### TASK BRIEF
Your answer should be every line of the entries that has the string "mezire" in it.

(Website and app data records)
+---+

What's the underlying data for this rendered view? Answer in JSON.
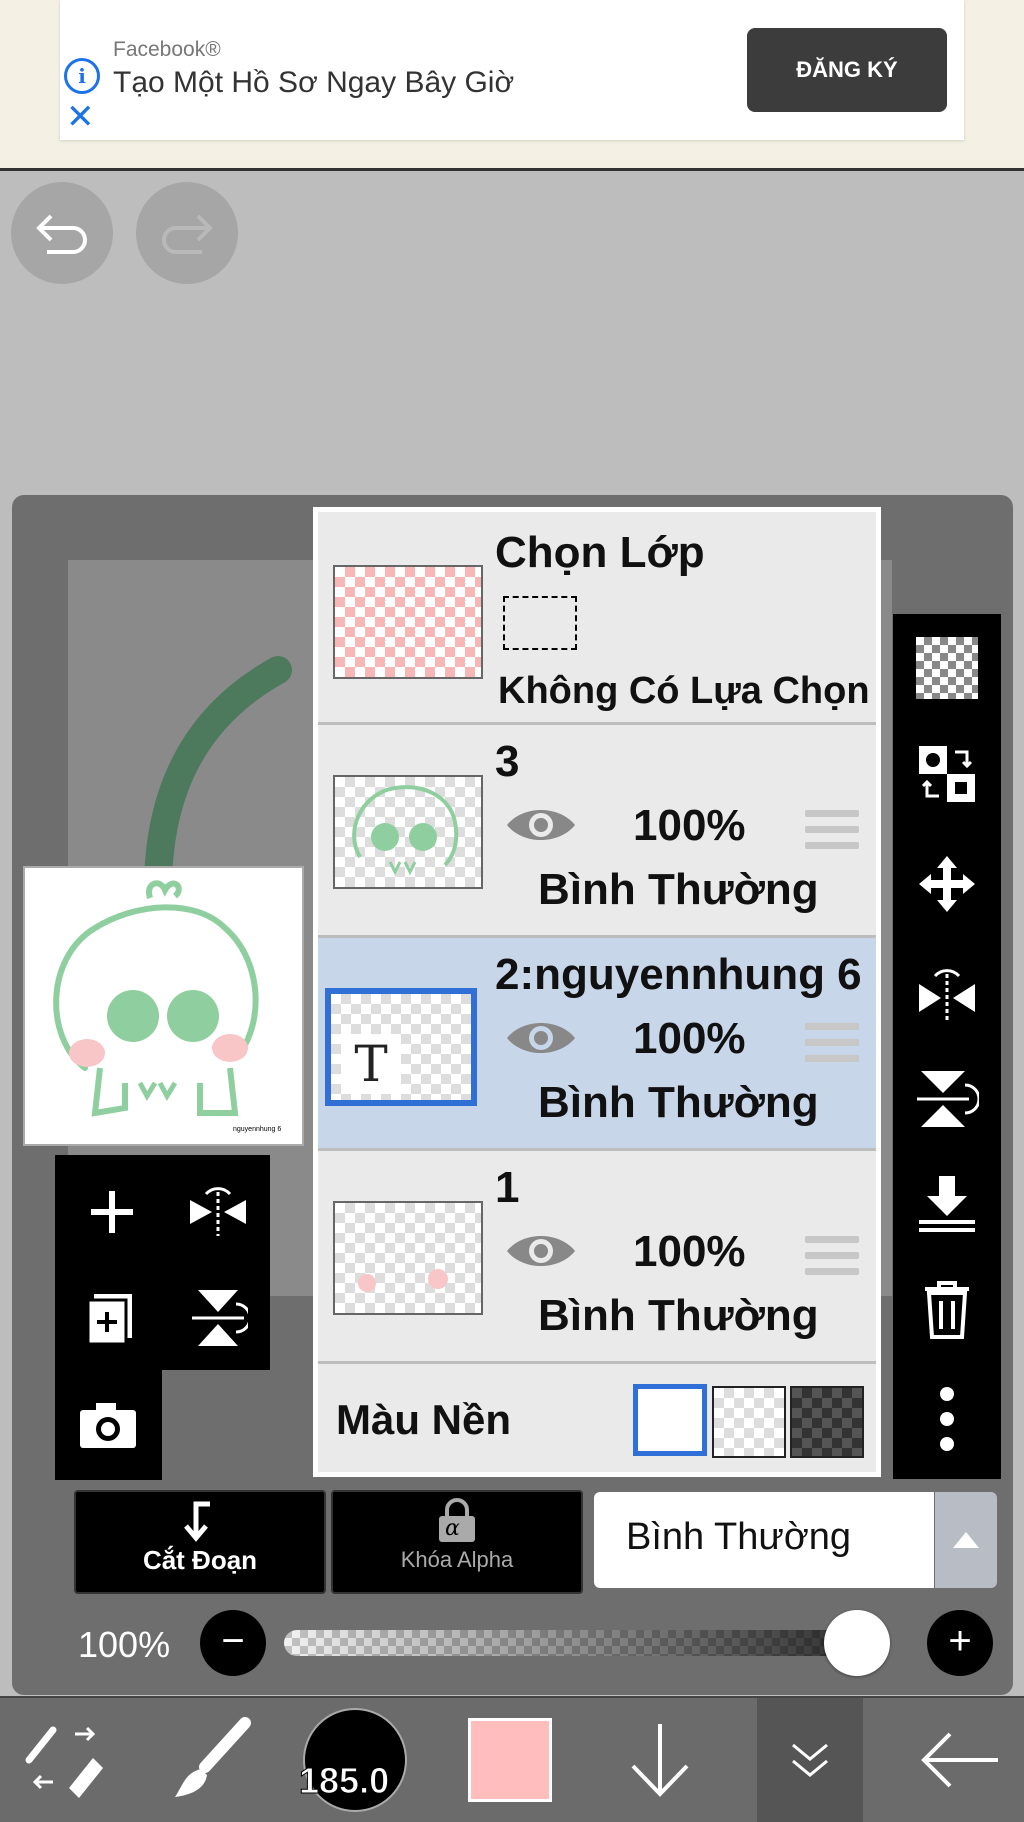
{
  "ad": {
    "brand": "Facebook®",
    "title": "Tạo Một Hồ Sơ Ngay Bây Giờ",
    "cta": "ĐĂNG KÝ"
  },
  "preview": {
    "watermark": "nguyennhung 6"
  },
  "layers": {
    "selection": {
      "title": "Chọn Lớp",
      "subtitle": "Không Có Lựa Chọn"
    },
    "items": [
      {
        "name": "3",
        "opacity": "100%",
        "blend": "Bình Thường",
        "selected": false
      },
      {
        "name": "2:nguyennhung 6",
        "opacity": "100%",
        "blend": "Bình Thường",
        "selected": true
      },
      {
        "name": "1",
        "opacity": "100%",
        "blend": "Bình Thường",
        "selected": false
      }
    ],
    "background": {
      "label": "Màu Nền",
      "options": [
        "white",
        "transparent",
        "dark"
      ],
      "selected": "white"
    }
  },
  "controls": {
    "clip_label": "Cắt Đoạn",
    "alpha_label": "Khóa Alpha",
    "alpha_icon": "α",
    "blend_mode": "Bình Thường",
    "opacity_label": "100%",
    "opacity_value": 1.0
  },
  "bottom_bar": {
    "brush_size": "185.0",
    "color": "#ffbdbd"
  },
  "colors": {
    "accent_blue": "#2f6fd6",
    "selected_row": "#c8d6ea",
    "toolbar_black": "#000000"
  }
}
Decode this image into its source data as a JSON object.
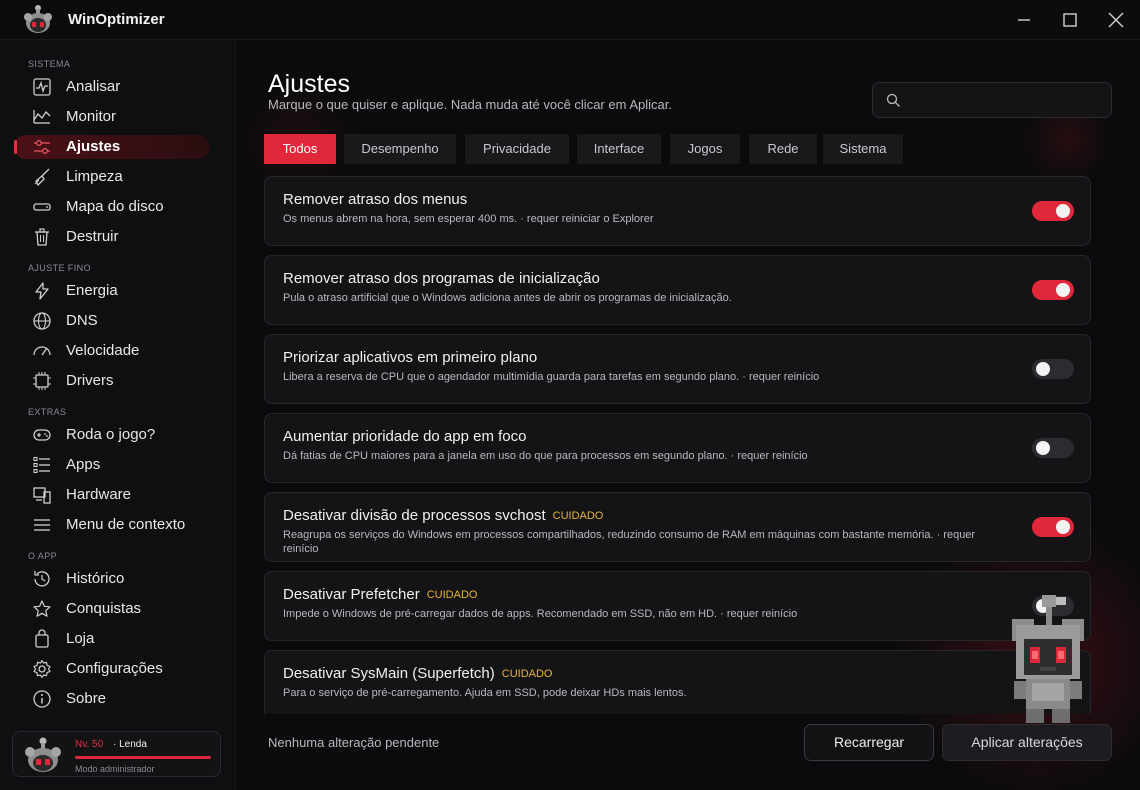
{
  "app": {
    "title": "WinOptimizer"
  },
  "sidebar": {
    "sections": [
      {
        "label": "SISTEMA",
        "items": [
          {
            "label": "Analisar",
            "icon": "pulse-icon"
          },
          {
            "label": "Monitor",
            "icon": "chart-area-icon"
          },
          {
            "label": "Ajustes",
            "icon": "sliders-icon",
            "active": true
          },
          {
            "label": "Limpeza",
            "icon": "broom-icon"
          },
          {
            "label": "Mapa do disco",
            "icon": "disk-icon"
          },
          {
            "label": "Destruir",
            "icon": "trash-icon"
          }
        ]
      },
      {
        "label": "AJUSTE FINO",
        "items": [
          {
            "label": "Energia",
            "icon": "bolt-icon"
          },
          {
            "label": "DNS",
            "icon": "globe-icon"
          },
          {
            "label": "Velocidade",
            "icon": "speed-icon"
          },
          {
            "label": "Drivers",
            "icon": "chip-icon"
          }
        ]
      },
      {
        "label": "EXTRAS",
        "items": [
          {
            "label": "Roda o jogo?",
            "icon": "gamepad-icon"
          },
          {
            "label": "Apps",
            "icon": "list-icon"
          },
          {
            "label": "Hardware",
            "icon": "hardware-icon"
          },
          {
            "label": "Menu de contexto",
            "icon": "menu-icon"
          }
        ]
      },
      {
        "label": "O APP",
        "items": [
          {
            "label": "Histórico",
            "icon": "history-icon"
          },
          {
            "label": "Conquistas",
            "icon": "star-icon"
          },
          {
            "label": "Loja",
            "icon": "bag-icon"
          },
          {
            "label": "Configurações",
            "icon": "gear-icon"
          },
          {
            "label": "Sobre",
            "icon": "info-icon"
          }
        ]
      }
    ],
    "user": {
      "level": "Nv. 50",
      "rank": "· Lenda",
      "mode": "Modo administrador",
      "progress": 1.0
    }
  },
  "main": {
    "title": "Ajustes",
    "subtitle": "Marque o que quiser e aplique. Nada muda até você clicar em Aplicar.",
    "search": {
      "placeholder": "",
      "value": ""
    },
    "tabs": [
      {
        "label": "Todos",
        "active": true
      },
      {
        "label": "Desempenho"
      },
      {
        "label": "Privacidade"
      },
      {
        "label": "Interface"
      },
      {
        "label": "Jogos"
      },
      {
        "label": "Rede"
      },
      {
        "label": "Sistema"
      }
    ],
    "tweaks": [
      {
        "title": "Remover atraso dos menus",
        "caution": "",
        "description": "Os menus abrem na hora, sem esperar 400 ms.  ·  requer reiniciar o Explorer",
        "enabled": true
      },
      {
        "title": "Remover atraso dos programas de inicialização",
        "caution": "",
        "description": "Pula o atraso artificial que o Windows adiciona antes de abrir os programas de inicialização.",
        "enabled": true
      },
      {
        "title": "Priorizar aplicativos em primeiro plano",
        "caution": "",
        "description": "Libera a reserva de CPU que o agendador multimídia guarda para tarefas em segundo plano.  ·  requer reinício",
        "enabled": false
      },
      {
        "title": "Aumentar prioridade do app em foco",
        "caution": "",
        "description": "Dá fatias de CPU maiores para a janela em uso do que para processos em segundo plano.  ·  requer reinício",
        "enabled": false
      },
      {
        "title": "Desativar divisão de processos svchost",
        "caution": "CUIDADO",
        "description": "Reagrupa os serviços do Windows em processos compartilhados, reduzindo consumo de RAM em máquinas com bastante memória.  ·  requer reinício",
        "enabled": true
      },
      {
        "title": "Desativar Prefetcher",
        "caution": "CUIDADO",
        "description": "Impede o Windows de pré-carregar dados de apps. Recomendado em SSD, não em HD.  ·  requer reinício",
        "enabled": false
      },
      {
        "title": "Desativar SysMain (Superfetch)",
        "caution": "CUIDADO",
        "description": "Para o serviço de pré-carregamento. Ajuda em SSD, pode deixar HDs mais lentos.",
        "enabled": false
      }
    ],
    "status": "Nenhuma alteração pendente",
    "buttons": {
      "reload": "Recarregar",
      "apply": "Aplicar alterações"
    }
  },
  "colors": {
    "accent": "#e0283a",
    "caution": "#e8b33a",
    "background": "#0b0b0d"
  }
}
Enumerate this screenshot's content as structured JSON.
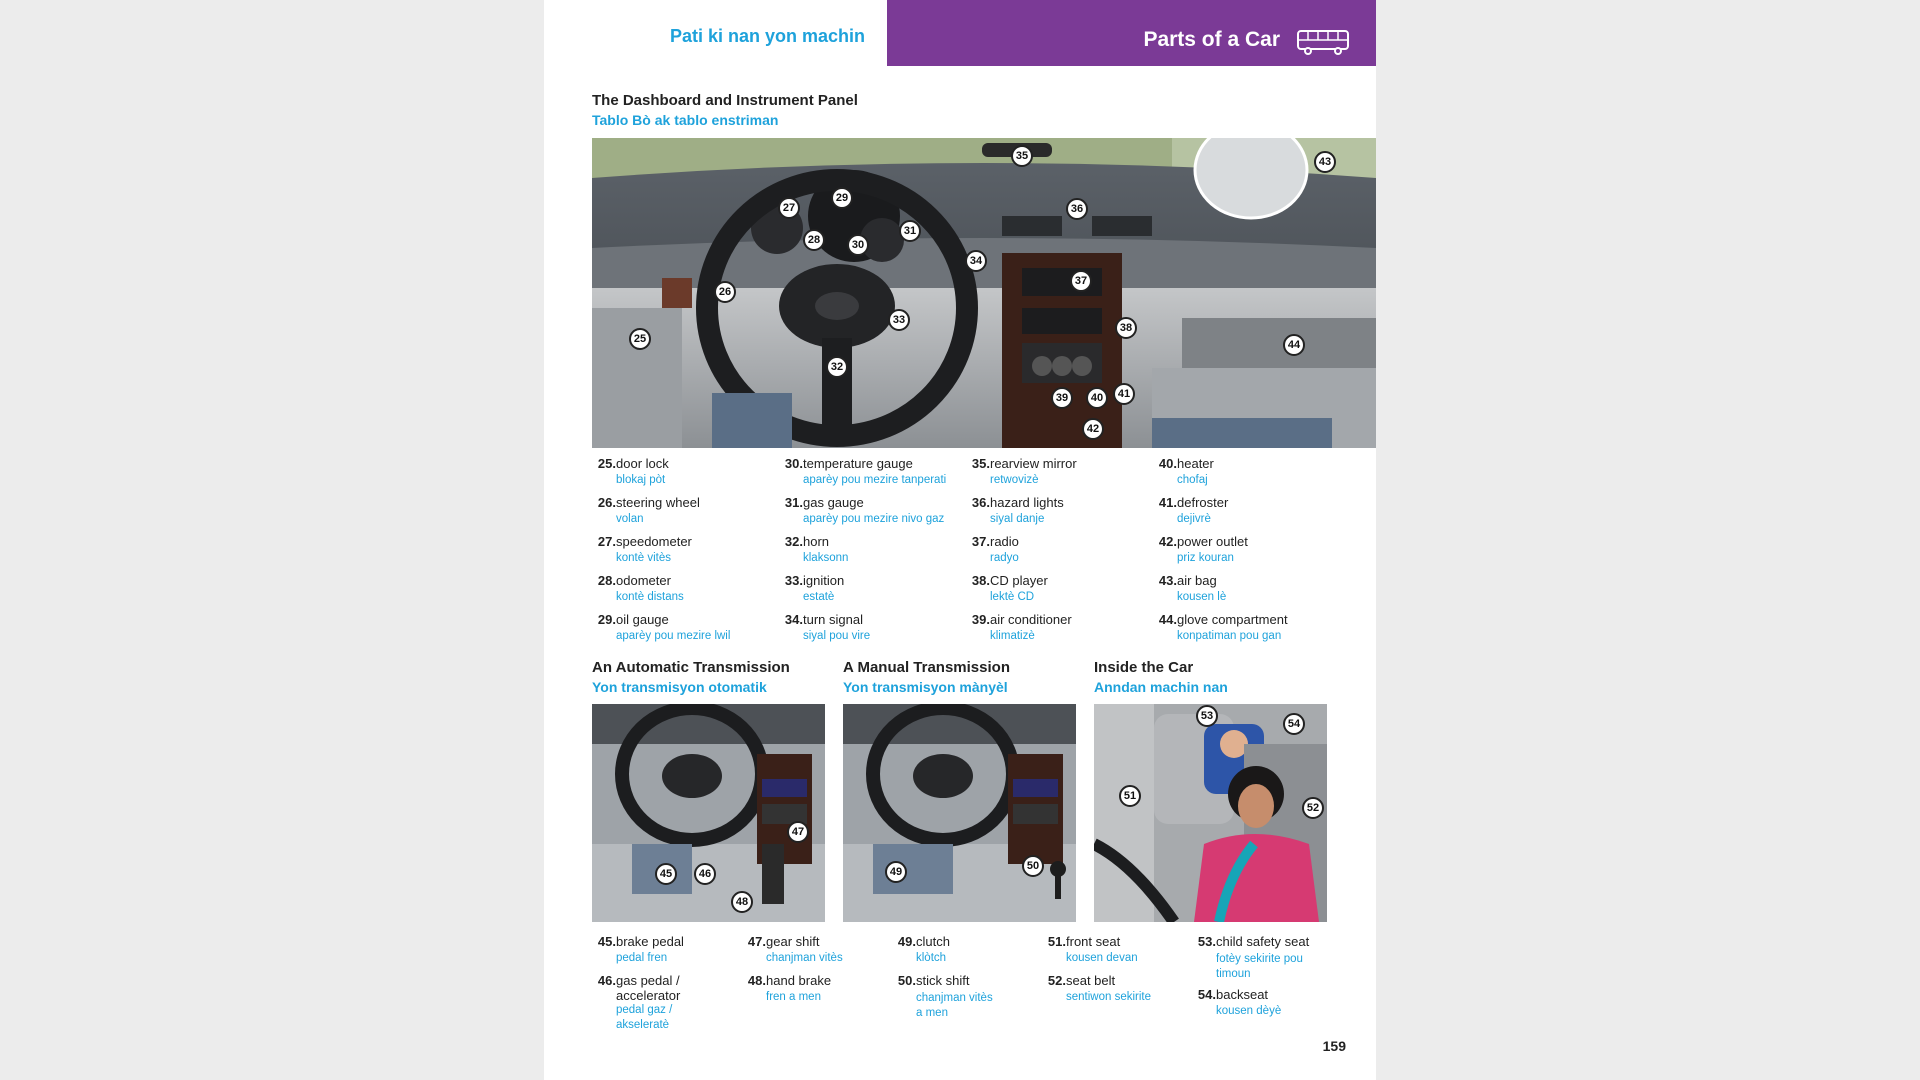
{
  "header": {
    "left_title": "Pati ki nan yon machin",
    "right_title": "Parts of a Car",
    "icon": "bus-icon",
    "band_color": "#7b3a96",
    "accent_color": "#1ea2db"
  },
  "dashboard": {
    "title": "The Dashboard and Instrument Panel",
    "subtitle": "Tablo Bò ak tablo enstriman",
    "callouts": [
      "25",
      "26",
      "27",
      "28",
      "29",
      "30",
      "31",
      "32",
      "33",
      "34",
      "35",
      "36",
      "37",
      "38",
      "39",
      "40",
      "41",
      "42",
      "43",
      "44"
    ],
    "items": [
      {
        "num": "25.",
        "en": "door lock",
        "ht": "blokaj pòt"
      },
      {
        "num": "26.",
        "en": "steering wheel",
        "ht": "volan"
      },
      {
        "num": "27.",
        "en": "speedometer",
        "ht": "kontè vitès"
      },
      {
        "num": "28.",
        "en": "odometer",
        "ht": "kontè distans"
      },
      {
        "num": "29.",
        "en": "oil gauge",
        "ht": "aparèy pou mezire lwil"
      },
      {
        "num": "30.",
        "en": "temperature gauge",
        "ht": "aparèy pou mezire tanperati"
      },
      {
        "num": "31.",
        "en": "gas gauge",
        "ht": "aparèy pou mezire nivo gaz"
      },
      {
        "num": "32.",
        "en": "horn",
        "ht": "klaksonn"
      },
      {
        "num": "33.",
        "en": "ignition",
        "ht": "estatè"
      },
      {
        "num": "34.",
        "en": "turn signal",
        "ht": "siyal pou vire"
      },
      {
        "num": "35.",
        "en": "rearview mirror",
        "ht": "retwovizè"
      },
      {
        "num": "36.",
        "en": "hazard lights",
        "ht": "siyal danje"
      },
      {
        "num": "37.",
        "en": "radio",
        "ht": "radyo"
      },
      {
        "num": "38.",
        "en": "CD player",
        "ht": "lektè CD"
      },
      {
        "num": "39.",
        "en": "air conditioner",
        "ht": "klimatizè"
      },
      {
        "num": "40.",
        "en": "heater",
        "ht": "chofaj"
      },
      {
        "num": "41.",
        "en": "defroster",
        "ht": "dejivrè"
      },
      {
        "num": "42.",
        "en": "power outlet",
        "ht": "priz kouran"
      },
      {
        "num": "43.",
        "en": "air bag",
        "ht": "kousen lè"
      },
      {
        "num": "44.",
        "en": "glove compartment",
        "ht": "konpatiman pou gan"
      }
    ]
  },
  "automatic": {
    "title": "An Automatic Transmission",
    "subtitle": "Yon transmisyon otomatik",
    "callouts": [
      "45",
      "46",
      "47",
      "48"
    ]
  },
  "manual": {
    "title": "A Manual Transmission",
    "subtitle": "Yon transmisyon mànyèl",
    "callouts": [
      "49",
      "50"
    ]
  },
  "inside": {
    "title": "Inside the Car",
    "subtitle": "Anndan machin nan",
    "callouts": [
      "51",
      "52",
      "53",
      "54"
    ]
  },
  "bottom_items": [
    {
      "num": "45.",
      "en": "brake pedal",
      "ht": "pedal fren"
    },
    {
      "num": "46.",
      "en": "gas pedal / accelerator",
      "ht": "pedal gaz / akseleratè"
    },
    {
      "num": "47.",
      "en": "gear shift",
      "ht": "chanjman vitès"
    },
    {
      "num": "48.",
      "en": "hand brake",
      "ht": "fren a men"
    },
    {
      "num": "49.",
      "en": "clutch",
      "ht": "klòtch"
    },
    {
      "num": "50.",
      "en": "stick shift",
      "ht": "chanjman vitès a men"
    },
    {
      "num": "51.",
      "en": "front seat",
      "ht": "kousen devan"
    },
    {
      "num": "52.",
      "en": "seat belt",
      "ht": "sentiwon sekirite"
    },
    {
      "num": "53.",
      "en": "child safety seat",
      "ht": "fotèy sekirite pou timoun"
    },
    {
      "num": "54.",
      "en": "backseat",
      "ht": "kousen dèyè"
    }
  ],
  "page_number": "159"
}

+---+

### WORKED SOLUTION
        "ht": "aparèy pou mezire lwil"
        "ht": "aparèy pou mezire tanperati"
        "ht": "aparèy pou mezire nivo gaz"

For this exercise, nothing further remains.